The steps for arranging to deal with the estate remain the same as at all times, but, please be aware that the process may take longer than usual, for obvious reasons. We will correspond with you by email whenever possible, but if documents need to be sent to you for signature in the post, or if you do not have an email address, and prefer to communicate by letter, then there may be a slight delay.

What you will need to do

1. Obtain a medical certificate

When a person dies a doctor will issue a certificate that will give the details of the cause of death, if known. This is being sent directly to the registrar or, in certain circumstances, to the coroner.

2. Register the death

Register office staff have been categorised as key workers so they are still working but currently only registering deaths over the telephone. Call them first to arrange a telephone appointment. They will only arrange the appointment after they have received the doctor’s certificate, which the doctor/hospital will scan and send to them. They will require the following information from you:

  • The full name of the deceased
  • Maiden name of a woman and any other previous surnames, if applicable. You can also record any other names by which the person was known
  • The date and place of birth of the deceased (town and county in the UK or, if overseas, this is the country of birth as it exists today)
  • The date and place of death of the deceased
  • Their occupation or former occupation
  • Their last usual address
  • The name of the spouse (even if deceased)
  • Details of the informant
  • Whether the deceased received a State Pension or other pension or benefits from public funds
  • The name of the person dealing with their estate

They will issue a green form that allows the funeral or cremation to go ahead, which will be emailed to the funeral directors/crematorium. The death certificates will be posted to you.

3. Arrange the funeral

Contact a local funeral director to make the necessary arrangements. At the current time there is a restriction on the number of people allowed to attend the service, so you may also like to plan for a memorial service to be held when the situation is back to normal.

4. Locate any Wills

Hopefully, the deceased will have left a Will in a place that is easy to find. This will set out any bequests that they want to make and may well also include details of their wishes for their funeral. If they have not left a Will, they will have died intestate, in which case the distribution of their estate will be made following a procedure that we will be able to explain to you.

5. Contact Eatons to seek legal advice on how to proceed

Get in touch to let us know which parts of handling the probate process you would like us to handle. These range from simply making all the necessary legal arrangements to handling the whole estate and distributing any bequests.

6. Bundle any paperwork you have found together

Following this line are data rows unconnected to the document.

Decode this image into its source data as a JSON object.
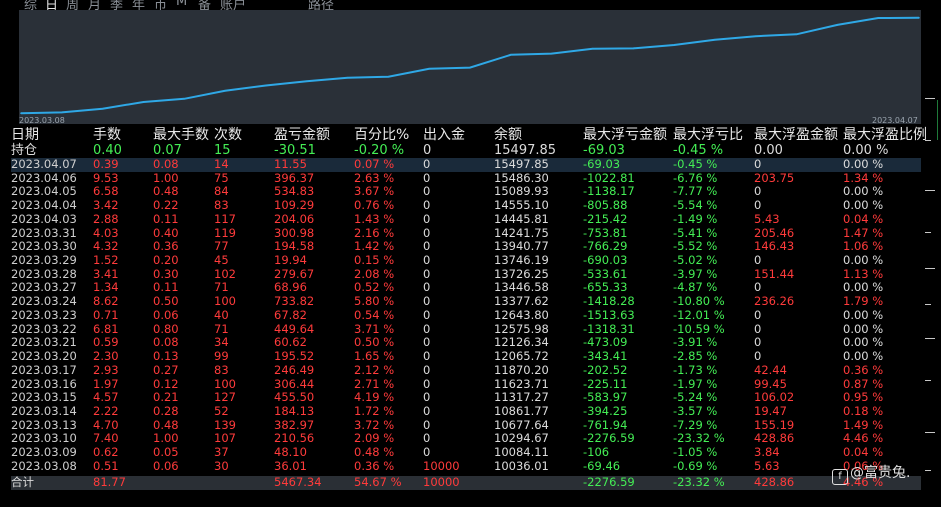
{
  "tabs": [
    {
      "label": "综"
    },
    {
      "label": "日",
      "active": true
    },
    {
      "label": "周"
    },
    {
      "label": "月"
    },
    {
      "label": "季"
    },
    {
      "label": "年"
    },
    {
      "label": "币"
    },
    {
      "label": "M"
    },
    {
      "label": "备"
    },
    {
      "label": "账户"
    },
    {
      "label": "路径"
    }
  ],
  "chart": {
    "x_start_label": "2023.03.08",
    "x_end_label": "2023.04.07",
    "line_color": "#2fa8e6"
  },
  "chart_data": {
    "type": "line",
    "x": [
      "2023.03.08",
      "2023.03.09",
      "2023.03.10",
      "2023.03.13",
      "2023.03.14",
      "2023.03.15",
      "2023.03.16",
      "2023.03.17",
      "2023.03.20",
      "2023.03.21",
      "2023.03.22",
      "2023.03.23",
      "2023.03.24",
      "2023.03.27",
      "2023.03.28",
      "2023.03.29",
      "2023.03.30",
      "2023.03.31",
      "2023.04.03",
      "2023.04.04",
      "2023.04.05",
      "2023.04.06",
      "2023.04.07"
    ],
    "series": [
      {
        "values": [
          10036.01,
          10084.11,
          10294.67,
          10677.64,
          10861.77,
          11317.27,
          11623.71,
          11870.2,
          12065.72,
          12126.34,
          12575.98,
          12643.8,
          13377.62,
          13446.58,
          13726.25,
          13746.19,
          13940.77,
          14241.75,
          14445.81,
          14555.1,
          15089.93,
          15486.3,
          15497.85
        ]
      }
    ],
    "xlabel": "",
    "ylabel": "",
    "grid": false
  },
  "table": {
    "headers": [
      "日期",
      "手数",
      "最大手数",
      "次数",
      "盈亏金额",
      "百分比%",
      "出入金",
      "余额",
      "最大浮亏金额",
      "最大浮亏比",
      "最大浮盈金额",
      "最大浮盈比例"
    ],
    "holding": {
      "label": "持仓",
      "cells": [
        "0.40",
        "0.07",
        "15",
        "-30.51",
        "-0.20 %",
        "0",
        "15497.85",
        "-69.03",
        "-0.45 %",
        "0.00",
        "0.00 %"
      ],
      "colors": [
        "green",
        "green",
        "green",
        "green",
        "green",
        "white",
        "white",
        "green",
        "green",
        "white",
        "white"
      ]
    },
    "rows": [
      {
        "cells": [
          "2023.04.07",
          "0.39",
          "0.08",
          "14",
          "11.55",
          "0.07 %",
          "0",
          "15497.85",
          "-69.03",
          "-0.45 %",
          "0",
          "0.00 %"
        ],
        "up": 0,
        "up_profit": false
      },
      {
        "cells": [
          "2023.04.06",
          "9.53",
          "1.00",
          "75",
          "396.37",
          "2.63 %",
          "0",
          "15486.30",
          "-1022.81",
          "-6.76 %",
          "203.75",
          "1.34 %"
        ],
        "up_profit": true
      },
      {
        "cells": [
          "2023.04.05",
          "6.58",
          "0.48",
          "84",
          "534.83",
          "3.67 %",
          "0",
          "15089.93",
          "-1138.17",
          "-7.77 %",
          "0",
          "0.00 %"
        ],
        "up_profit": false
      },
      {
        "cells": [
          "2023.04.04",
          "3.42",
          "0.22",
          "83",
          "109.29",
          "0.76 %",
          "0",
          "14555.10",
          "-805.88",
          "-5.54 %",
          "0",
          "0.00 %"
        ],
        "up_profit": false
      },
      {
        "cells": [
          "2023.04.03",
          "2.88",
          "0.11",
          "117",
          "204.06",
          "1.43 %",
          "0",
          "14445.81",
          "-215.42",
          "-1.49 %",
          "5.43",
          "0.04 %"
        ],
        "up_profit": true
      },
      {
        "cells": [
          "2023.03.31",
          "4.03",
          "0.40",
          "119",
          "300.98",
          "2.16 %",
          "0",
          "14241.75",
          "-753.81",
          "-5.41 %",
          "205.46",
          "1.47 %"
        ],
        "up_profit": true
      },
      {
        "cells": [
          "2023.03.30",
          "4.32",
          "0.36",
          "77",
          "194.58",
          "1.42 %",
          "0",
          "13940.77",
          "-766.29",
          "-5.52 %",
          "146.43",
          "1.06 %"
        ],
        "up_profit": true
      },
      {
        "cells": [
          "2023.03.29",
          "1.52",
          "0.20",
          "45",
          "19.94",
          "0.15 %",
          "0",
          "13746.19",
          "-690.03",
          "-5.02 %",
          "0",
          "0.00 %"
        ],
        "up_profit": false
      },
      {
        "cells": [
          "2023.03.28",
          "3.41",
          "0.30",
          "102",
          "279.67",
          "2.08 %",
          "0",
          "13726.25",
          "-533.61",
          "-3.97 %",
          "151.44",
          "1.13 %"
        ],
        "up_profit": true
      },
      {
        "cells": [
          "2023.03.27",
          "1.34",
          "0.11",
          "71",
          "68.96",
          "0.52 %",
          "0",
          "13446.58",
          "-655.33",
          "-4.87 %",
          "0",
          "0.00 %"
        ],
        "up_profit": false
      },
      {
        "cells": [
          "2023.03.24",
          "8.62",
          "0.50",
          "100",
          "733.82",
          "5.80 %",
          "0",
          "13377.62",
          "-1418.28",
          "-10.80 %",
          "236.26",
          "1.79 %"
        ],
        "up_profit": true
      },
      {
        "cells": [
          "2023.03.23",
          "0.71",
          "0.06",
          "40",
          "67.82",
          "0.54 %",
          "0",
          "12643.80",
          "-1513.63",
          "-12.01 %",
          "0",
          "0.00 %"
        ],
        "up_profit": false
      },
      {
        "cells": [
          "2023.03.22",
          "6.81",
          "0.80",
          "71",
          "449.64",
          "3.71 %",
          "0",
          "12575.98",
          "-1318.31",
          "-10.59 %",
          "0",
          "0.00 %"
        ],
        "up_profit": false
      },
      {
        "cells": [
          "2023.03.21",
          "0.59",
          "0.08",
          "34",
          "60.62",
          "0.50 %",
          "0",
          "12126.34",
          "-473.09",
          "-3.91 %",
          "0",
          "0.00 %"
        ],
        "up_profit": false
      },
      {
        "cells": [
          "2023.03.20",
          "2.30",
          "0.13",
          "99",
          "195.52",
          "1.65 %",
          "0",
          "12065.72",
          "-343.41",
          "-2.85 %",
          "0",
          "0.00 %"
        ],
        "up_profit": false
      },
      {
        "cells": [
          "2023.03.17",
          "2.93",
          "0.27",
          "83",
          "246.49",
          "2.12 %",
          "0",
          "11870.20",
          "-202.52",
          "-1.73 %",
          "42.44",
          "0.36 %"
        ],
        "up_profit": true
      },
      {
        "cells": [
          "2023.03.16",
          "1.97",
          "0.12",
          "100",
          "306.44",
          "2.71 %",
          "0",
          "11623.71",
          "-225.11",
          "-1.97 %",
          "99.45",
          "0.87 %"
        ],
        "up_profit": true
      },
      {
        "cells": [
          "2023.03.15",
          "4.57",
          "0.21",
          "127",
          "455.50",
          "4.19 %",
          "0",
          "11317.27",
          "-583.97",
          "-5.24 %",
          "106.02",
          "0.95 %"
        ],
        "up_profit": true
      },
      {
        "cells": [
          "2023.03.14",
          "2.22",
          "0.28",
          "52",
          "184.13",
          "1.72 %",
          "0",
          "10861.77",
          "-394.25",
          "-3.57 %",
          "19.47",
          "0.18 %"
        ],
        "up_profit": true
      },
      {
        "cells": [
          "2023.03.13",
          "4.70",
          "0.48",
          "139",
          "382.97",
          "3.72 %",
          "0",
          "10677.64",
          "-761.94",
          "-7.29 %",
          "155.19",
          "1.49 %"
        ],
        "up_profit": true
      },
      {
        "cells": [
          "2023.03.10",
          "7.40",
          "1.00",
          "107",
          "210.56",
          "2.09 %",
          "0",
          "10294.67",
          "-2276.59",
          "-23.32 %",
          "428.86",
          "4.46 %"
        ],
        "up_profit": true
      },
      {
        "cells": [
          "2023.03.09",
          "0.62",
          "0.05",
          "37",
          "48.10",
          "0.48 %",
          "0",
          "10084.11",
          "-106",
          "-1.05 %",
          "3.84",
          "0.04 %"
        ],
        "up_profit": true
      },
      {
        "cells": [
          "2023.03.08",
          "0.51",
          "0.06",
          "30",
          "36.01",
          "0.36 %",
          "10000",
          "10036.01",
          "-69.46",
          "-0.69 %",
          "5.63",
          "0.06 %"
        ],
        "up_profit": true,
        "deposit": true
      }
    ],
    "total": {
      "label": "合计",
      "cells": [
        "81.77",
        "",
        "",
        "5467.34",
        "54.67 %",
        "10000",
        "",
        "-2276.59",
        "-23.32 %",
        "428.86",
        "4.46 %"
      ],
      "colors": [
        "red",
        "red",
        "red",
        "red",
        "red",
        "red",
        "white",
        "green",
        "green",
        "red",
        "red"
      ]
    }
  },
  "watermark": {
    "icon": "facebook-icon",
    "text": "@富贵兔."
  },
  "colors": {
    "red": "#ff3b3b",
    "green": "#44ee55",
    "chart_bg": "#2a3038",
    "line": "#2fa8e6"
  }
}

To help us, collect all the relevant paperwork you can find relating to the deceased’s financial affairs. This includes bank statements, details of investments and insurance policies. We will be able to advise you of the full list of documentation needed. Then our specialist team will be able to help guide you through a difficult time when so much else is uncertain in the world.

We hope that this brief guide has been useful to you. To make full use of our service simply contact your nearest Eatons office or by email at



DISCLAIMER: the contents of this article and any documents on our website are not intended to constitute legal advice but are intended for general information purposes only. We are not responsible for any loss resulting from acts or omissions taken in respect of the content presented herein. Please see our legal and regulatory information, privacy and terms policy on our website.